Grant was a big-time scorer at Notre Dame, but struggled to get on the court in his rookie season with the Knicks. After Kurt Rambis replaced Derek Fisher as head coach of the Knicks, Grant finally got some consistent playing time, averaging 16.8 ppg over the last four games of the season. He’s not a great three-point shooter, hitting just 22 percent from beyond the arc as a rookie, but his ability to get to the basket and create open shots for teammates would give the Bulls consistent point guard play throughout the game.

Canaan was signed late in free agency to give the Bulls another long-range shooting option. He hit 36 percent of his 3’s with Philadelphia last season, averaging 11 points a game. The 25-year-old Canaan figures to be specialist with the Bulls, much like Aaron Brooks who could score points in bunches, but didn’t excel at running a half-court offense. Even though Canaan only stands 6 feet tall, he’s really a shooting guard in a point guard’s body, much like Brooks, D.J. Augustin, Nate Robinson and C.J. Watson who proceeded him.
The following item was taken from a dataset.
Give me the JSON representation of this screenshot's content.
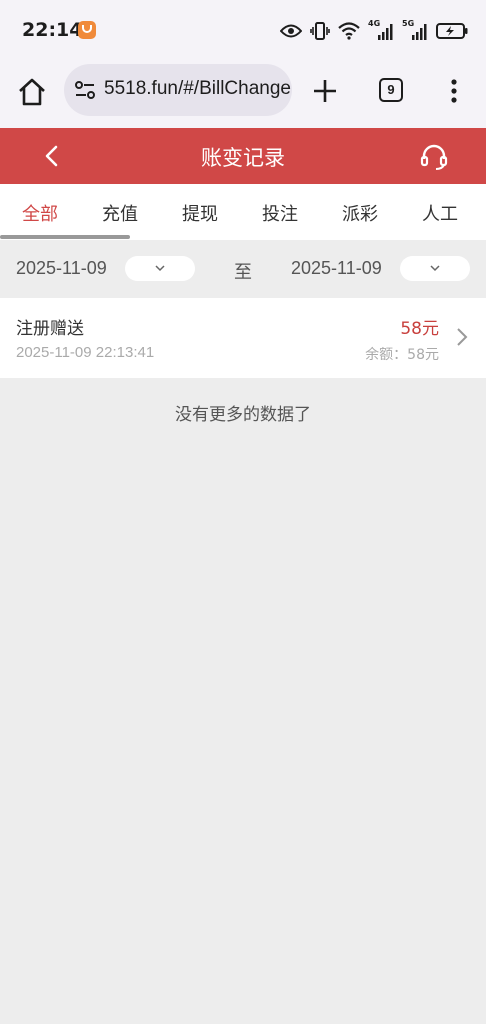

6-foot-6 Spencer Dinwiddie was considered a potential lottery pick at Colorado before suffering a devastating knee injury that dropped him into the second round. Dinwiddie didn’t get a lot of playing time for Stan Van Gundy in Detroit, but he’s completely healthy now and showed during Summer League play he’s capable of scoring over smaller point guards in the post. His size, scoring ability and defensive skills might push him ahead of the other candidates when all is said and done.

The wild card in the backup point guard derby is this year’s first-round pick Denzel Valentine. Even though he played a wing spot at Michigan State, Valentine was the floor general for Tom Izzo, and is an exceptional passer with outstanding court vision. Since playing time behind Wade & Butler might be limited, Valentine could wind up running the point on the second unit, with Butler on the court as the primary initiator on offense. Valentine’s shooting ability gives the Bulls another floor spacer, and at 6-foot-5, he’ll have size advantage over smaller backup point guards.

Boiling it all down, Hoiberg and his assistants figure to do a lot of experimenting during the preseason to find out which players execute best together. But once the ball goes up for real on Oct. 27, Hoiberg has to decide on his best 9 or 10 players for a consistent regular-season rotation. Matchups could dictate which backup point guards find the floor, but even this early in camp it’s pretty obvious the Bulls are intrigued by Valentine’s potential, and he should get consistent playing time in his rookie season.